SHE may have been the only school student holding a cardboard sign in Chinchilla, but yesterday Ariel Ehlers was among tens of thousands of children Australia-wide lending their voice to the Strike 4 Climate Action initiative.
Climate Strike volunteers suggest about 30,000 people marched in a procession stretching nearly two kilometres through the Brisbane CBD, joining an expected 1 million global participants in the School Strike 4 Climate actions.
In spite of calls from Education Minister Grace Grace for students to protest "in their own time", rather than skipping class during regular school hours, thousands of school-age children joined adults as the protest converged at Queens Gardens and slowly moved through the city.
Year six Chinchilla State School student, Ariel, has become quite the little internet sensation over the past 24 hours, with several high profile media outlets taking notice of her solo strike outside the Western Downs Regional Council service centre on Heeney St in Chinchilla yesterday.
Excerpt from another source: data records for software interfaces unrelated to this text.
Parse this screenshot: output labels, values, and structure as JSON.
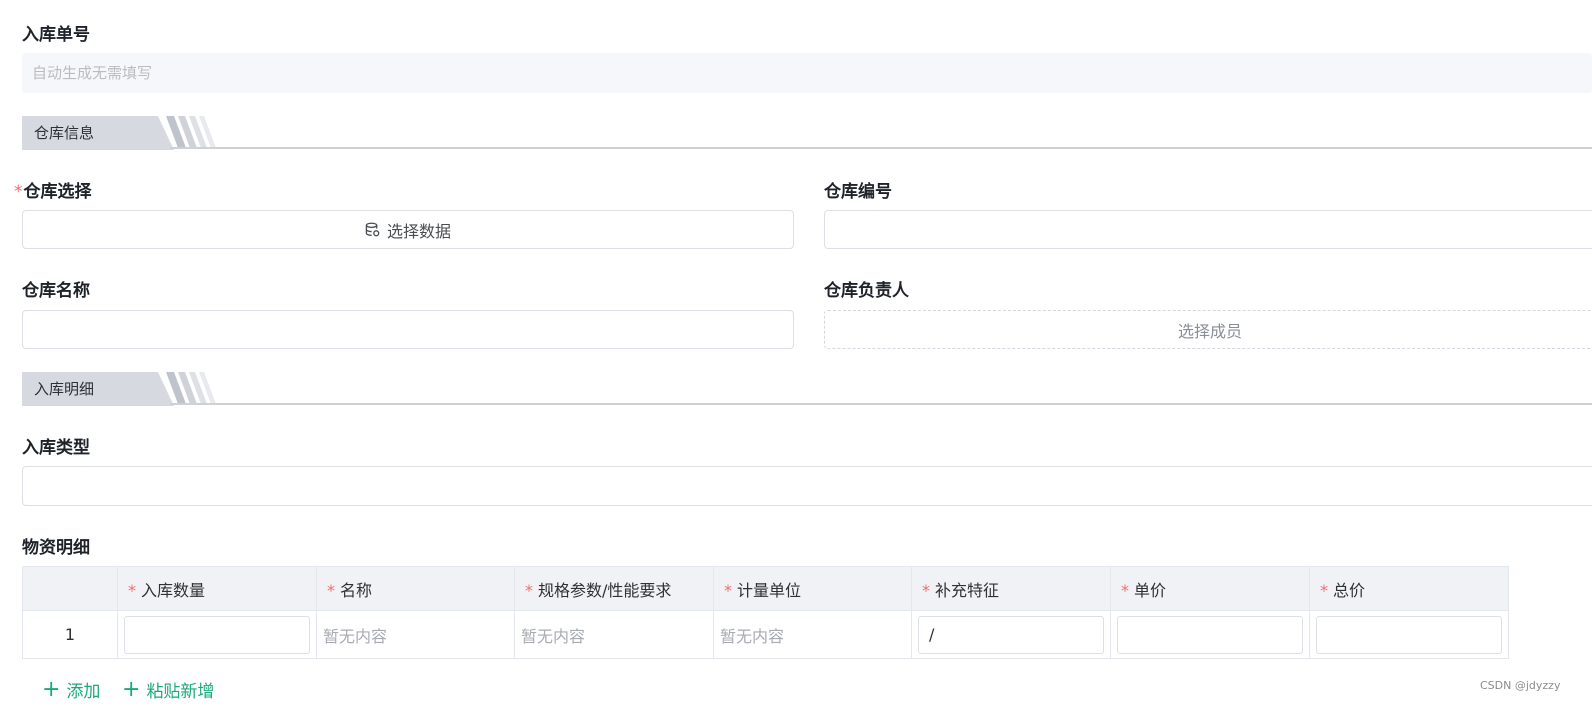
{
  "inbound_no": {
    "label": "入库单号",
    "placeholder": "自动生成无需填写"
  },
  "warehouse_section": {
    "title": "仓库信息"
  },
  "warehouse_select": {
    "required_mark": "*",
    "label": "仓库选择",
    "button_label": "选择数据",
    "icon": "database-icon"
  },
  "warehouse_code": {
    "label": "仓库编号",
    "value": ""
  },
  "warehouse_name": {
    "label": "仓库名称",
    "value": ""
  },
  "warehouse_manager": {
    "label": "仓库负责人",
    "button_label": "选择成员"
  },
  "detail_section": {
    "title": "入库明细"
  },
  "inbound_type": {
    "label": "入库类型",
    "value": ""
  },
  "materials": {
    "label": "物资明细",
    "required_mark": "*",
    "columns": [
      "入库数量",
      "名称",
      "规格参数/性能要求",
      "计量单位",
      "补充特征",
      "单价",
      "总价"
    ],
    "rows": [
      {
        "index": "1",
        "quantity": "",
        "name": "暂无内容",
        "spec": "暂无内容",
        "unit": "暂无内容",
        "feature": "/",
        "unit_price": "",
        "total_price": ""
      }
    ],
    "add_label": "添加",
    "paste_label": "粘贴新增"
  },
  "watermark": "CSDN @jdyzzy",
  "colors": {
    "accent": "#19a97b",
    "required": "#f56c6c",
    "section_bg": "#d6dae0"
  }
}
After Ariel's mother Claudia Ehlers shared a picture of her daughter striking on social media, Senator for New South Wales and Greens member Mehreen Saeed Faruqi commented "Claudia this is so cool. Let your daughter know we are with her all the way."
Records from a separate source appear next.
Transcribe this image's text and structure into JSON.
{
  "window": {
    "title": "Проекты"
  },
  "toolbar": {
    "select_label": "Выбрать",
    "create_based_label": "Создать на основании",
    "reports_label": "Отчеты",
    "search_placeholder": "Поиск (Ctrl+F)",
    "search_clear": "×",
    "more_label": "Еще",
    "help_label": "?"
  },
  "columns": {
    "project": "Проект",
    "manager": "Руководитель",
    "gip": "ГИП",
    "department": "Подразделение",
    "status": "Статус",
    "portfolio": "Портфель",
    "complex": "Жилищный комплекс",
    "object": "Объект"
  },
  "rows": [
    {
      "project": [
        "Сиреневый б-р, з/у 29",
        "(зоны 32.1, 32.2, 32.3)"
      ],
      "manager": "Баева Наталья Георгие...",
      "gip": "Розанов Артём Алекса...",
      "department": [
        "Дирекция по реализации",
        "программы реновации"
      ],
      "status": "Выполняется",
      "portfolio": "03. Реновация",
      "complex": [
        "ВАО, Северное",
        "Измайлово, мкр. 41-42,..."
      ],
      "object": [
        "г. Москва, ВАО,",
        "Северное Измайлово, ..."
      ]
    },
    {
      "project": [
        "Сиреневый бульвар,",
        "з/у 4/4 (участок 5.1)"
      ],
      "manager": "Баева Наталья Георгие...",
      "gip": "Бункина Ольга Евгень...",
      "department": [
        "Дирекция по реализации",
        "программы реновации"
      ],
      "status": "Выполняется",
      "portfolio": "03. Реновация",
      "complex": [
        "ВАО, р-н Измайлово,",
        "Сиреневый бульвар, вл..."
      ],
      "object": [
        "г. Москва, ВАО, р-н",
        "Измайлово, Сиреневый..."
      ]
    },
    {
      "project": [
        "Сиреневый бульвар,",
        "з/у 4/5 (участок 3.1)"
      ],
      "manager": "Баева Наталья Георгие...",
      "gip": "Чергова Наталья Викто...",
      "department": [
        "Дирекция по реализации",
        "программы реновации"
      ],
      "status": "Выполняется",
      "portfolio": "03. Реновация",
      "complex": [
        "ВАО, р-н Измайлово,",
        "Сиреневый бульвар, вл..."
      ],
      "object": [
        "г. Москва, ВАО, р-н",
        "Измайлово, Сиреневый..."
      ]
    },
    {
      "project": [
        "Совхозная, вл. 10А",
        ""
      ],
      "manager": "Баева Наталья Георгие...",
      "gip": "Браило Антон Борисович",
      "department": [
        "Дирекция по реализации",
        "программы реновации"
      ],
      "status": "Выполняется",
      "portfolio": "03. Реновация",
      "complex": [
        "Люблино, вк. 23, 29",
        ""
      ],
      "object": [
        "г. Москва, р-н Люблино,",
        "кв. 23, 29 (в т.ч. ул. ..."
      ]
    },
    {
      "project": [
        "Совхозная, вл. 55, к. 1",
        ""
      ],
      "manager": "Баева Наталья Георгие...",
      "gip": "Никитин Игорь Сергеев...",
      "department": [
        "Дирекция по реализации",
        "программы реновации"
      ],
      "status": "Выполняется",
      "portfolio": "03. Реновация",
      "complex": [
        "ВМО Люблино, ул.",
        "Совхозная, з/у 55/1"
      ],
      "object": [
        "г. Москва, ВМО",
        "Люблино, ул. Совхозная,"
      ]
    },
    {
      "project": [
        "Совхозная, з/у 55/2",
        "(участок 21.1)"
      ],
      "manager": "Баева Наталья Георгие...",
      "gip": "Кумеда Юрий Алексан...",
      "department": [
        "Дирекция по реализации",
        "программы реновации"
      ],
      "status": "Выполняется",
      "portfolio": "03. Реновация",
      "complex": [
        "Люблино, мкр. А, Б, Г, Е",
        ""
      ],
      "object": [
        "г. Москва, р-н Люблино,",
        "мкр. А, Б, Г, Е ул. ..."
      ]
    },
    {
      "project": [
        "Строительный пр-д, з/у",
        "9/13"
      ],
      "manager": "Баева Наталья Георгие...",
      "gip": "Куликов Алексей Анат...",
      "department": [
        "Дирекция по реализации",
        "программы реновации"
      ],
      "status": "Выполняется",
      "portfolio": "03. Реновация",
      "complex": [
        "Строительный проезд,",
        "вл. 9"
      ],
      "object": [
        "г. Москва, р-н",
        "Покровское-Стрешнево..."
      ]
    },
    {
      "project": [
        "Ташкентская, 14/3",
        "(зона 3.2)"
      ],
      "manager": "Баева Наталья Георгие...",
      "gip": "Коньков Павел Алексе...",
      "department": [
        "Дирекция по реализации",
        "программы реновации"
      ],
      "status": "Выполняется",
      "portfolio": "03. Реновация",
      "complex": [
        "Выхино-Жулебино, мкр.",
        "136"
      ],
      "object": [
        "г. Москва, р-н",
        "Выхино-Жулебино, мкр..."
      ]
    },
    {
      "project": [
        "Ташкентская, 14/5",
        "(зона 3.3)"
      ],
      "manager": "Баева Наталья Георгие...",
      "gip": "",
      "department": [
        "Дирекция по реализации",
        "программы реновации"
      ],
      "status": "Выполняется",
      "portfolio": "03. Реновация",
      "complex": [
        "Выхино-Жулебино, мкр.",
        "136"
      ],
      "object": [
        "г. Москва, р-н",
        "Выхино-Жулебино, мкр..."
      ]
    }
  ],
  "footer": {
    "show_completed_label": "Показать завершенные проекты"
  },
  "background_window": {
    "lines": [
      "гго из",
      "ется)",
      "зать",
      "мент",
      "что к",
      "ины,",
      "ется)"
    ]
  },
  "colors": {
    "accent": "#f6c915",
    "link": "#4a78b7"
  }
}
Another woman commented "maybe alone on the ground, but definitely supported by 1000s."
The 12-year-old told Chinchilla News she hoped her actions would prompt other students around the Western Downs region to become more interested in the affects of climate change and the impact each person has on the environment.
"I did a PowerPoint presentation for my class a few weeks ago to discuss with them how climate change is already having a big impact on everyone's future," Ariel said.
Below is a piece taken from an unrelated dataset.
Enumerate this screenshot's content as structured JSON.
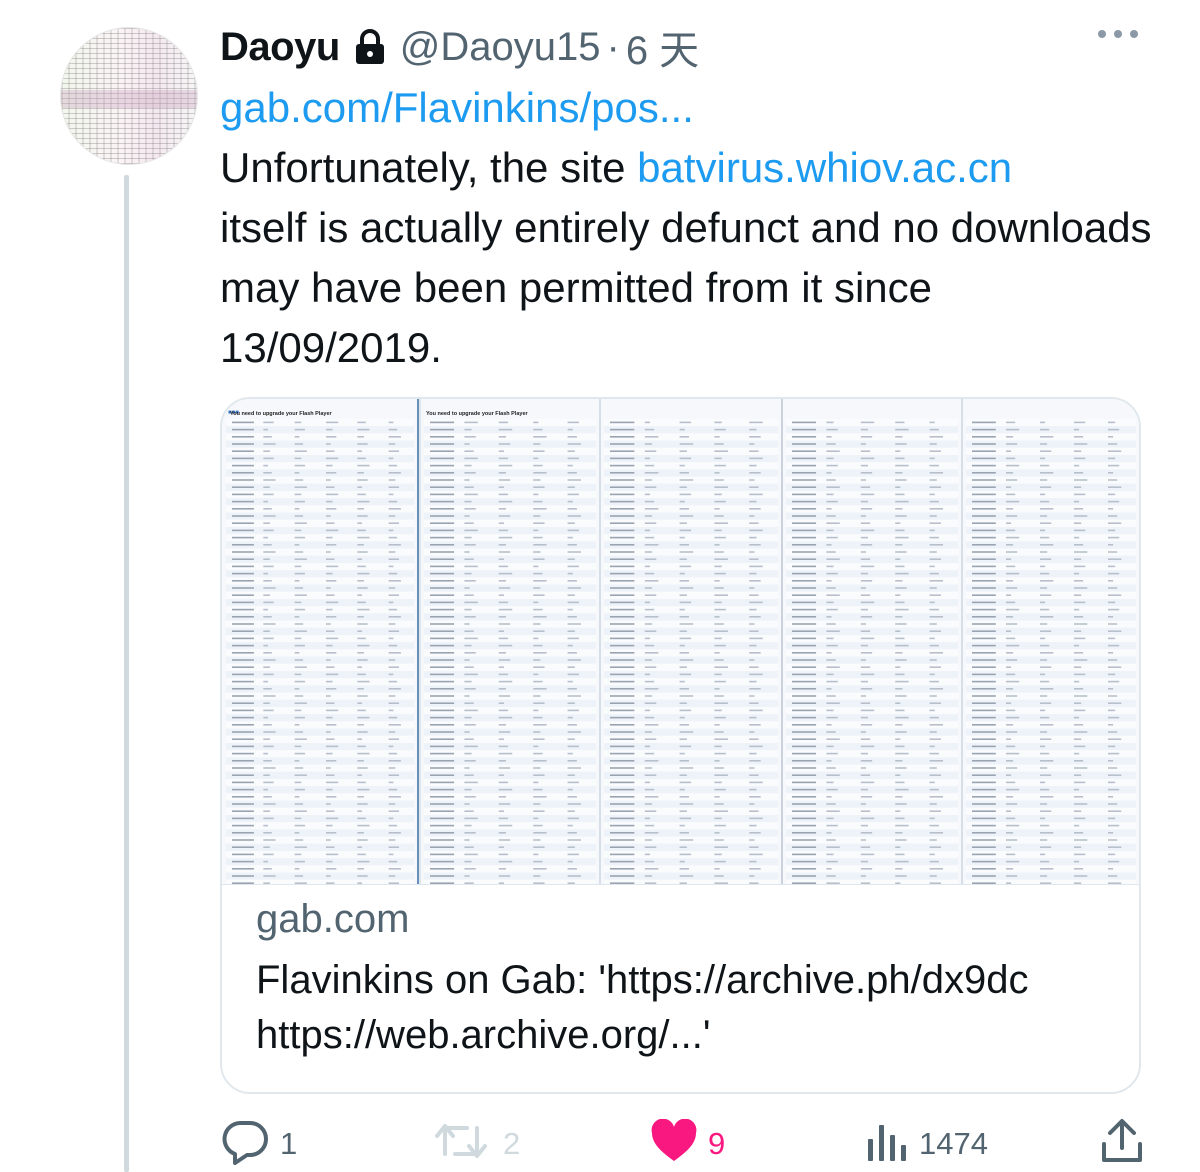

"I discussed lots of different ways we can all help contribute towards supporting the environment and reducing our carbon footprint."
A keen cyclist Ariel said her family try to leave the car at home as much as possible and opt for pedal power instead.
"I'm also a really big fan of op-shopping because it saves you money and helps the environment at the same time," she said.
Ariel opted to miss all the fun and games of her last day of term, also known at Chinchilla State School as "Celebration Day" to stand outside the Chinchilla WDRC service centre yesterday afternoon to advocate for climate action because she said she's concerned about the future the current politicians are leaving her generation.
"I am pretty worried about what kind of world we're going to be living in when I am an adult.
"I decided to come down and join in the protest today even though I'm from a small town a long way from Brisbane, I knew I could still do something to make my stand for climate action.
"Even though the Western Downs council is just a small local part of our country's government, they can still make a big difference. We can all make a big difference if we choose to make a stand together."